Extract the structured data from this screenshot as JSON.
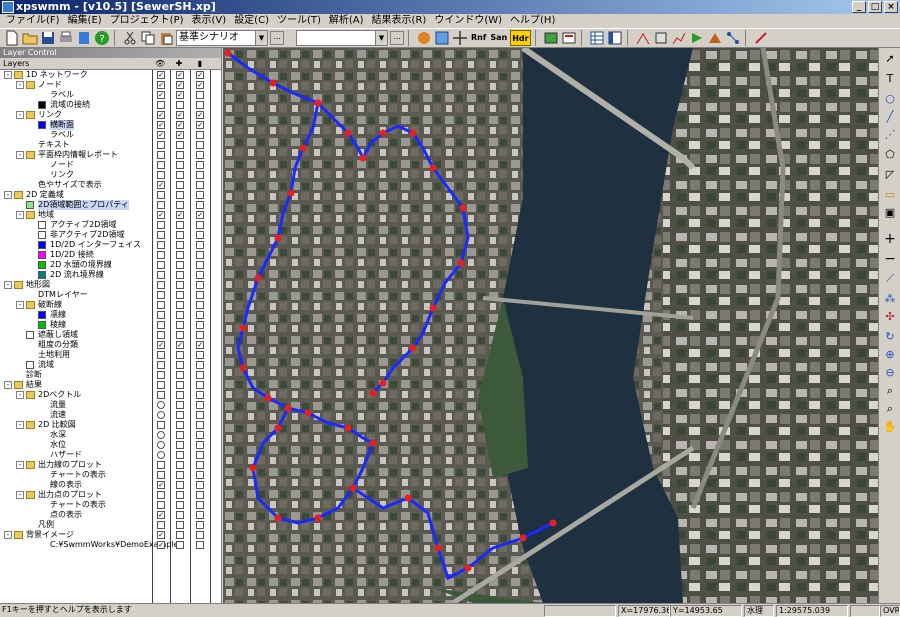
{
  "window": {
    "title": "xpswmm - [v10.5] [SewerSH.xp]"
  },
  "menu": [
    "ファイル(F)",
    "編集(E)",
    "プロジェクト(P)",
    "表示(V)",
    "設定(C)",
    "ツール(T)",
    "解析(A)",
    "結果表示(R)",
    "ウインドウ(W)",
    "ヘルプ(H)"
  ],
  "toolbar": {
    "scenario_value": "基準シナリオ",
    "second_combo_value": "",
    "text_buttons": [
      "Rnf",
      "San",
      "Hdr"
    ]
  },
  "layer_panel": {
    "title": "Layer Control",
    "column_header": "Layers",
    "rows": [
      {
        "level": 0,
        "label": "1D ネットワーク",
        "exp": "-",
        "folder": true,
        "c1": "x",
        "c2": "x",
        "c3": "x"
      },
      {
        "level": 1,
        "label": "ノード",
        "exp": "-",
        "folder": true,
        "c1": "x",
        "c2": "x",
        "c3": "x"
      },
      {
        "level": 2,
        "label": "ラベル",
        "c1": "x",
        "c2": "x",
        "c3": ""
      },
      {
        "level": 2,
        "label": "流域の接続",
        "swatch": "#000000",
        "c1": "",
        "c2": "",
        "c3": ""
      },
      {
        "level": 1,
        "label": "リンク",
        "exp": "-",
        "folder": true,
        "c1": "x",
        "c2": "x",
        "c3": "x"
      },
      {
        "level": 2,
        "label": "横断面",
        "swatch": "#0000ff",
        "c1": "x",
        "c2": "x",
        "c3": "x"
      },
      {
        "level": 2,
        "label": "ラベル",
        "c1": "x",
        "c2": "x",
        "c3": ""
      },
      {
        "level": 1,
        "label": "テキスト",
        "c1": "",
        "c2": "",
        "c3": ""
      },
      {
        "level": 1,
        "label": "平面枠内情報レポート",
        "exp": "-",
        "folder": true,
        "c1": "",
        "c2": "",
        "c3": ""
      },
      {
        "level": 2,
        "label": "ノード",
        "c1": "",
        "c2": "",
        "c3": ""
      },
      {
        "level": 2,
        "label": "リンク",
        "c1": "",
        "c2": "",
        "c3": ""
      },
      {
        "level": 1,
        "label": "色やサイズで表示",
        "c1": "x",
        "c2": "",
        "c3": ""
      },
      {
        "level": 0,
        "label": "2D 定義域",
        "exp": "-",
        "folder": true,
        "c1": "",
        "c2": "",
        "c3": ""
      },
      {
        "level": 1,
        "label": "2D領域範囲とプロパティ",
        "swatch": "#90e090",
        "c1": "",
        "c2": "",
        "c3": ""
      },
      {
        "level": 1,
        "label": "地域",
        "exp": "-",
        "folder": true,
        "c1": "x",
        "c2": "x",
        "c3": "x"
      },
      {
        "level": 2,
        "label": "アクティブ2D領域",
        "swatch": "#ffffff",
        "c1": "",
        "c2": "",
        "c3": ""
      },
      {
        "level": 2,
        "label": "非アクティブ2D領域",
        "swatch": "#ffffff",
        "c1": "",
        "c2": "",
        "c3": ""
      },
      {
        "level": 2,
        "label": "1D/2D インターフェイス",
        "swatch": "#0000ff",
        "c1": "",
        "c2": "",
        "c3": ""
      },
      {
        "level": 2,
        "label": "1D/2D 接続",
        "swatch": "#ff00ff",
        "c1": "",
        "c2": "",
        "c3": ""
      },
      {
        "level": 2,
        "label": "2D 水頭の境界線",
        "swatch": "#00c000",
        "c1": "",
        "c2": "",
        "c3": ""
      },
      {
        "level": 2,
        "label": "2D 流れ境界線",
        "swatch": "#008080",
        "c1": "",
        "c2": "",
        "c3": ""
      },
      {
        "level": 0,
        "label": "地形図",
        "exp": "-",
        "folder": true,
        "c1": "",
        "c2": "",
        "c3": ""
      },
      {
        "level": 1,
        "label": "DTMレイヤー",
        "c1": "",
        "c2": "",
        "c3": ""
      },
      {
        "level": 1,
        "label": "破断線",
        "exp": "-",
        "folder": true,
        "c1": "",
        "c2": "",
        "c3": ""
      },
      {
        "level": 2,
        "label": "凛線",
        "swatch": "#0000ff",
        "c1": "",
        "c2": "",
        "c3": ""
      },
      {
        "level": 2,
        "label": "稜線",
        "swatch": "#00c000",
        "c1": "",
        "c2": "",
        "c3": ""
      },
      {
        "level": 1,
        "label": "遮蔽し領域",
        "swatch": "#ffffff",
        "c1": "",
        "c2": "",
        "c3": ""
      },
      {
        "level": 1,
        "label": "粗度の分類",
        "c1": "x",
        "c2": "x",
        "c3": "x"
      },
      {
        "level": 1,
        "label": "土地利用",
        "c1": "",
        "c2": "",
        "c3": ""
      },
      {
        "level": 1,
        "label": "流域",
        "swatch": "#ffffff",
        "c1": "",
        "c2": "",
        "c3": ""
      },
      {
        "level": 0,
        "label": "診断",
        "c1": "",
        "c2": "",
        "c3": ""
      },
      {
        "level": 0,
        "label": "結果",
        "exp": "-",
        "folder": true,
        "c1": "",
        "c2": "",
        "c3": ""
      },
      {
        "level": 1,
        "label": "2Dベクトル",
        "exp": "-",
        "folder": true,
        "c1": "",
        "c2": "",
        "c3": ""
      },
      {
        "level": 2,
        "label": "流量",
        "c1": "o",
        "c2": "",
        "c3": ""
      },
      {
        "level": 2,
        "label": "流速",
        "c1": "o",
        "c2": "",
        "c3": ""
      },
      {
        "level": 1,
        "label": "2D 比較図",
        "exp": "-",
        "folder": true,
        "c1": "",
        "c2": "",
        "c3": ""
      },
      {
        "level": 2,
        "label": "水深",
        "c1": "o",
        "c2": "",
        "c3": ""
      },
      {
        "level": 2,
        "label": "水位",
        "c1": "o",
        "c2": "",
        "c3": ""
      },
      {
        "level": 2,
        "label": "ハザード",
        "c1": "o",
        "c2": "",
        "c3": ""
      },
      {
        "level": 1,
        "label": "出力線のプロット",
        "exp": "-",
        "folder": true,
        "c1": "",
        "c2": "",
        "c3": ""
      },
      {
        "level": 2,
        "label": "チャートの表示",
        "c1": "",
        "c2": "",
        "c3": ""
      },
      {
        "level": 2,
        "label": "線の表示",
        "c1": "x",
        "c2": "",
        "c3": ""
      },
      {
        "level": 1,
        "label": "出力点のプロット",
        "exp": "-",
        "folder": true,
        "c1": "",
        "c2": "",
        "c3": ""
      },
      {
        "level": 2,
        "label": "チャートの表示",
        "c1": "",
        "c2": "",
        "c3": ""
      },
      {
        "level": 2,
        "label": "点の表示",
        "c1": "x",
        "c2": "",
        "c3": ""
      },
      {
        "level": 1,
        "label": "凡例",
        "c1": "",
        "c2": "",
        "c3": ""
      },
      {
        "level": 0,
        "label": "背景イメージ",
        "exp": "-",
        "folder": true,
        "c1": "x",
        "c2": "",
        "c3": ""
      },
      {
        "level": 2,
        "label": "C:¥SwmmWorks¥DemoExample¥",
        "c1": "x",
        "c2": "",
        "c3": ""
      }
    ]
  },
  "statusbar": {
    "help": "F1キーを押すとヘルプを表示します",
    "x": "X=17976.36",
    "y": "Y=14953.65",
    "mode": "水理",
    "scale": "1:29575.039",
    "ovr": "OVR"
  },
  "colors": {
    "node": "#e52020",
    "link": "#1a2aff",
    "label": "#e02020",
    "river": "#1f3040"
  }
}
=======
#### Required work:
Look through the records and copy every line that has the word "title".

#### Response for this exercise:
    "title": "xpswmm - [v10.5] [SewerSH.xp]"
    "title": "Layer Control",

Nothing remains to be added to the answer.